There is no generic number for the ideal EOQ number as it is simply a number that tells you the amount of annual quantity demanded of stock that you need to meet consumer demand. Some fulfillment services that have a big consumer base like to keep stock higher than their EOQ number to be on the safe side even if it means dealing with a higher holding cost.

Economic order quantity (EOQ) gives you the optimal amount of stock needed to fulfill the product demand to minimize inventory costs, while minimum order quantity (MOQ) tells you the minimum amount of stock required to make a profit. While both are geared to generate more profit, they are indeed different.

Final Derivative

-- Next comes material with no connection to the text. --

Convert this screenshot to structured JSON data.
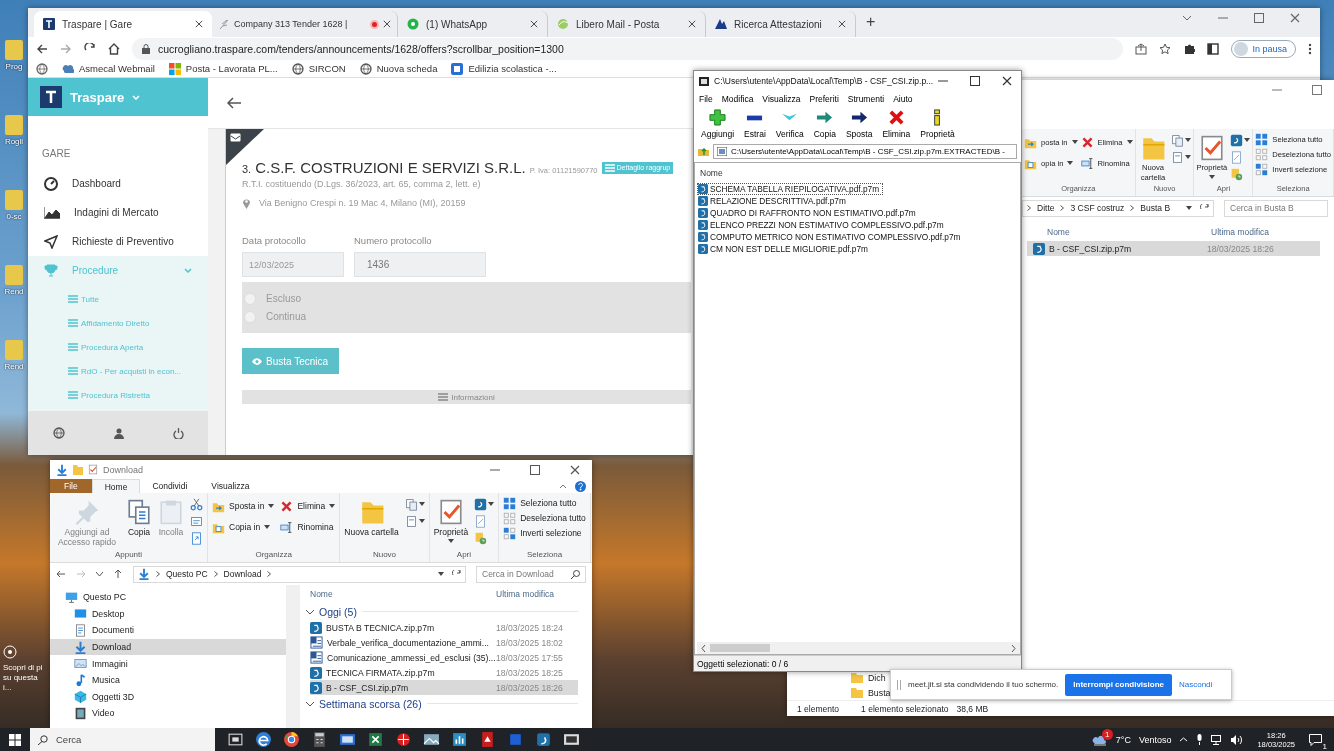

The economic order quantity (EOQ) formula has been used globally by a wide range of businesses to maximize profits and minimize costs by letting you know the annual quantity demanded. It can also vanquish inventory management issues and the concern of being able to meet consumer demands without the need for dedicated inventory management software. 

While the EOQ formula does have a lot of benefits, it also has its own share of shortcomings.  Since it relies on the constant data that you provide, it is unable to adapt to the differences in demand, unit price, or holding costs. This makes the EOQ formula unreliable for some businesses when calculating the annual quantity demanded.

Though the one thing that you can rely on without a doubt is Upper’s ability to give you the finest routes in existence to reduce delivery costs heavily. The difference Upper makes to the delivery process is best seen first-hand, which is why you should try our 7 days free trial.

Author Bio
Rakesh Patel
Rakesh Patel

Rakesh Patel, author of two defining books on reverse geotagging, is a trusted authority in routing and logistics. His innovative solutions at Upper Route Planner have simplified logistics for businesses across the board. A thought leader in the field, Rakesh's insights are shaping the future of modern-day logistics, making him your go-to expert for all things route optimization. Read more.